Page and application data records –
◇ ◇ ◇ ◇ ◇ ◇ ◇

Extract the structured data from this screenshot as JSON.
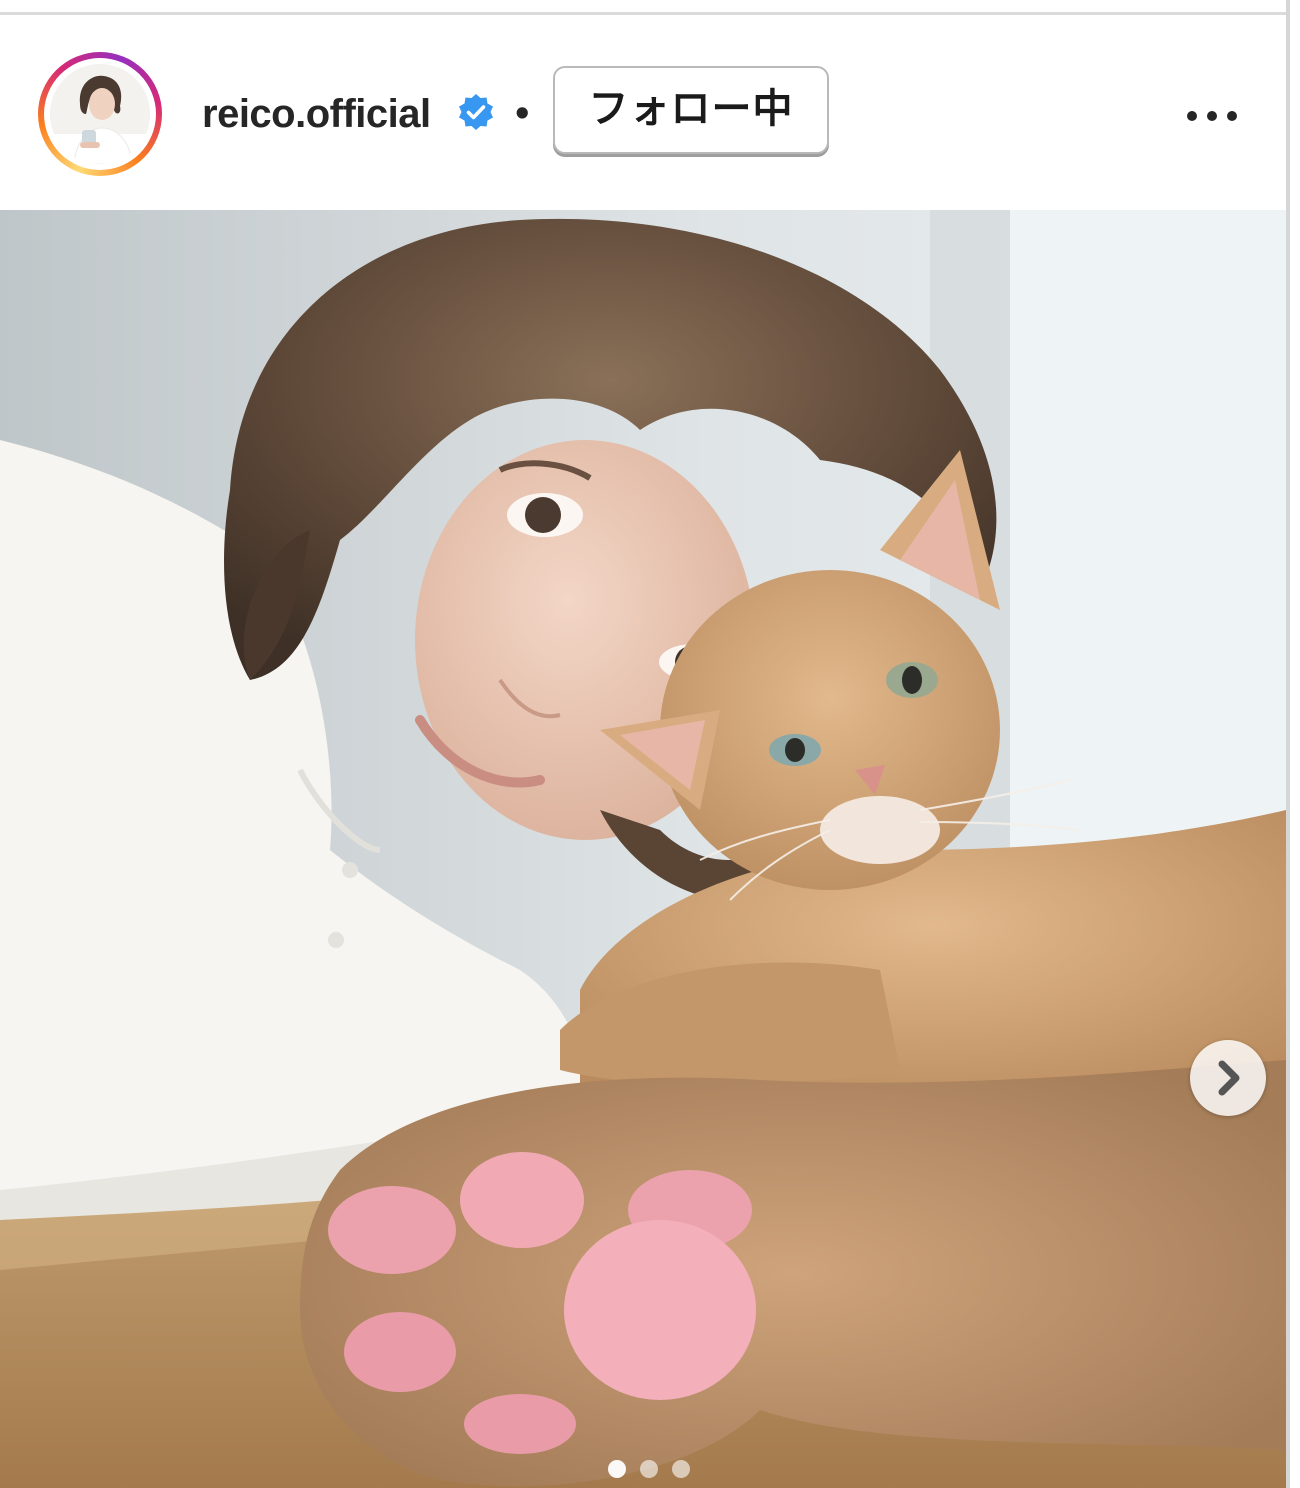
{
  "post": {
    "username": "reico.official",
    "verified": true,
    "separator": "•",
    "follow_label": "フォロー中",
    "more_icon": "more-horizontal-icon"
  },
  "carousel": {
    "total_slides": 3,
    "active_slide": 1,
    "next_icon": "chevron-right-icon"
  },
  "colors": {
    "verified_blue": "#3897f0",
    "text": "#262626",
    "story_ring": [
      "#feda75",
      "#fa7e1e",
      "#d62976",
      "#962fbf"
    ]
  }
}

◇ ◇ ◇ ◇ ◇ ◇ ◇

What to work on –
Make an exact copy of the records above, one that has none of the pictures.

Solution for this exercise –
Extract the structured data from this screenshot as JSON.
{
  "post": {
    "username": "reico.official",
    "verified": true,
    "separator": "•",
    "follow_label": "フォロー中",
    "more_icon": "more-horizontal-icon"
  },
  "carousel": {
    "total_slides": 3,
    "active_slide": 1,
    "next_icon": "chevron-right-icon"
  },
  "colors": {
    "verified_blue": "#3897f0",
    "text": "#262626",
    "story_ring": [
      "#feda75",
      "#fa7e1e",
      "#d62976",
      "#962fbf"
    ]
  }
}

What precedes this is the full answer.